▸ **Task objective**: Reproduce the records. Keep every word exact and include no images.

Segment Start: Source material

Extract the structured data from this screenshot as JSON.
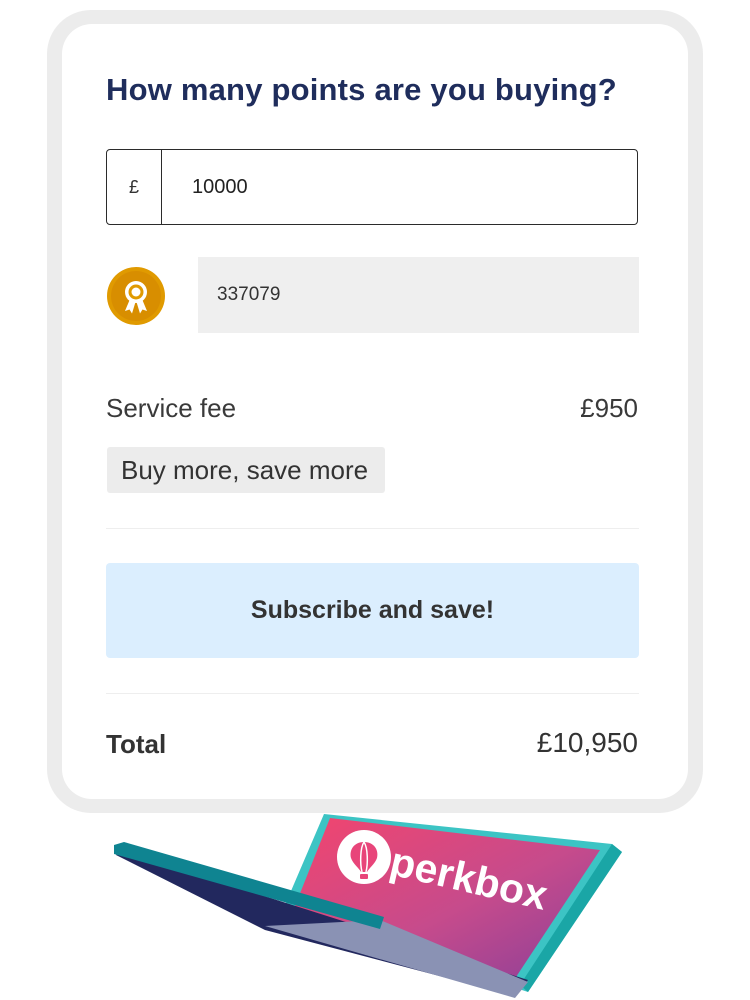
{
  "form": {
    "question": "How many points are you buying?",
    "currency_symbol": "£",
    "amount_value": "10000",
    "points_value": "337079",
    "points_icon": "award-rosette-icon"
  },
  "summary": {
    "service_fee_label": "Service fee",
    "service_fee_value": "£950",
    "promo_tag": "Buy more, save more",
    "subscribe_label": "Subscribe and save!",
    "total_label": "Total",
    "total_value": "£10,950"
  },
  "illustration": {
    "brand": "perkbox",
    "logo_icon": "hot-air-balloon-icon"
  },
  "colors": {
    "heading": "#1f2d5c",
    "subscribe_bg": "#dbeefe",
    "badge_gold": "#e09a00",
    "brand_pink": "#f2456e",
    "brand_purple": "#8a3f98",
    "teal": "#1aa6a6",
    "navy": "#22285e"
  }
}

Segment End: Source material

▸ **Finished task**:
Extract the structured data from this screenshot as JSON.
{
  "form": {
    "question": "How many points are you buying?",
    "currency_symbol": "£",
    "amount_value": "10000",
    "points_value": "337079",
    "points_icon": "award-rosette-icon"
  },
  "summary": {
    "service_fee_label": "Service fee",
    "service_fee_value": "£950",
    "promo_tag": "Buy more, save more",
    "subscribe_label": "Subscribe and save!",
    "total_label": "Total",
    "total_value": "£10,950"
  },
  "illustration": {
    "brand": "perkbox",
    "logo_icon": "hot-air-balloon-icon"
  },
  "colors": {
    "heading": "#1f2d5c",
    "subscribe_bg": "#dbeefe",
    "badge_gold": "#e09a00",
    "brand_pink": "#f2456e",
    "brand_purple": "#8a3f98",
    "teal": "#1aa6a6",
    "navy": "#22285e"
  }
}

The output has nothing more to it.